The delusion is inspired from the belief that American exceptionalism is immune to men like Trump. But an undercurrent of violent, repressive impulses varicoses through American history. The founding intolerance of our own beloved Puritans wasn’t a one-off but a marker. Periods of tolerance in this country are in the minority, periods of liberalism in Congress or the judiciary even more so. Turn-of-the-century Progressives and the Democrats’ reign from the New Deal to the Great Society, and of course the election of a black man and his unusually civil and scandal-free presidency, were exceptional in the other, less flag-waving sense of the term, just as Earl Warren’s Supreme Court hadn’t had its likes before and hasn’t had it since. The liberal hope for another Warren Court is as frail as Justice Ruth Bader Ginsburg’s remaining wakeful hours, hanging on to a seat as if in hopes of a miraculous return of Democratic power sooner than any law of politics or physics would permit.
Trump is more normal, more American, than we admit. He’s the hyper-American, unbridled by pretensions of pluralism or the manners and polish of colonnaded Washington, which have always been stage decoration to buffer the naked exercise of power anyway. Trump is more comfortable naked. He’s no fantasy. But he makes the American desire to live a fantasy entirely divorced from financial, moral, communal or global responsibilities possible. Watching and hearing him is repelling the way watching demagogues is always repelling (and fascinating) and in some regards dangerous, because he’s ignorant to an extent unseen in that office: that too is a form of literal exceptionalism.
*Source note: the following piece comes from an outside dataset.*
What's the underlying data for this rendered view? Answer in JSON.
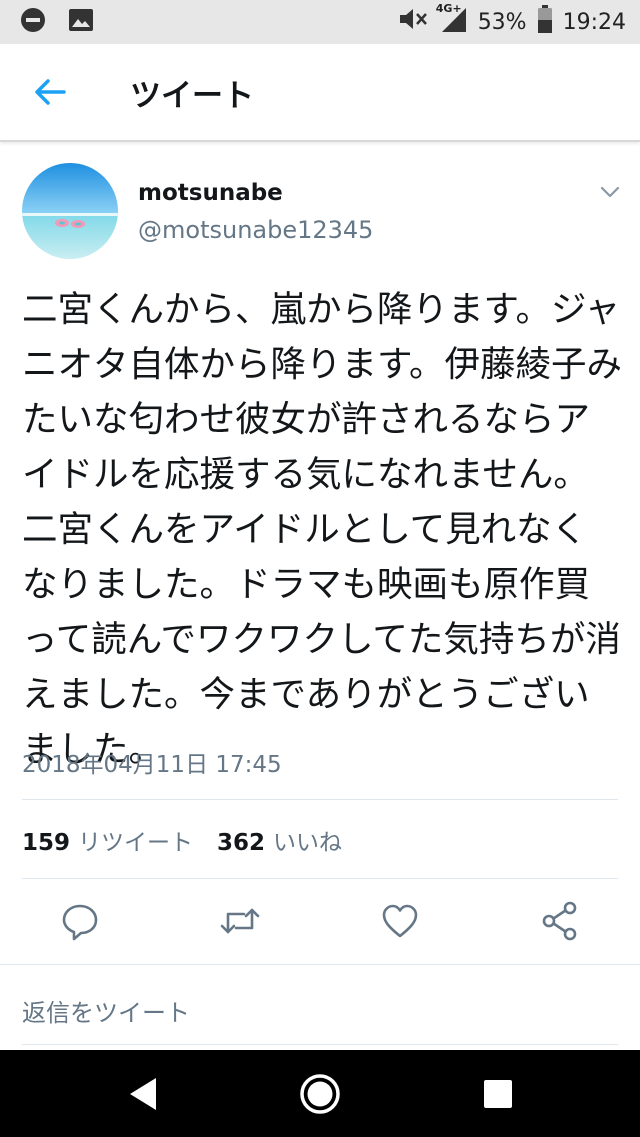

But his dissociation from reality isn’t alien to most Americans familiar and comfortable in what Kurt Andersen calls “Fantasyland” in his latest book: “America was created by true believers and passionate dreamers, by hucksters and their suckers—which over the course of four centuries has made us susceptible to fantasy, as epitomized by everything from Salem hunting witches to Joseph Smith creating Mormonism, from P. T. Barnum to Henry David Thoreau to speaking in tongues, from Hollywood to Scientology to conspiracy theories, from Walt Disney to Billy Graham to Ronald Reagan to Oprah Winfrey to Donald Trump. In other words: mix epic individualism with extreme religion; mix show business with everything else; let all that steep and simmer for a few centuries; run it through the anything-goes 1960s and the Internet age; the result is the America we inhabit today, where reality and fantasy are weirdly and dangerously blurred and commingled.”
Then even Andersen falls for the Times trap of that dreamy headline: “I hope we’re only on a long temporary detour, that we’ll manage somehow to get back on track,” he writes, putting out a wish that contradicts the evidence of 400 pages to follow. We’re not on a detour. This is it, Jack. Kerouac is the fantasy. Trump is the real deal, though not, to be sure, in the way most people who wear his “Make America Great Again” caps and suck at the tits of his neo-fascism understand “real deal.”
The day after that wishful headline about the four Republican musketeers the Times, hungover, ran a corrective story more accurately headlined “GOP Becomes Party of Trump, and Critics Give In or Give Up.” That’s more like it. In other words, “Everything is pointless.” To drill home the point for liberal meatheads like me, it ran another story almost as prominently demolishing the myth that John Kelly, the chief of staff once imagined to be a glimmer of moral conscience, is just another hack. Resistance is futile.
There may well be a time to love, a time to laugh, a time to make peace, dance and heal. But this is most definitely a time to weep, a time to mourn, a time of hate, and yes, a time to gather stones.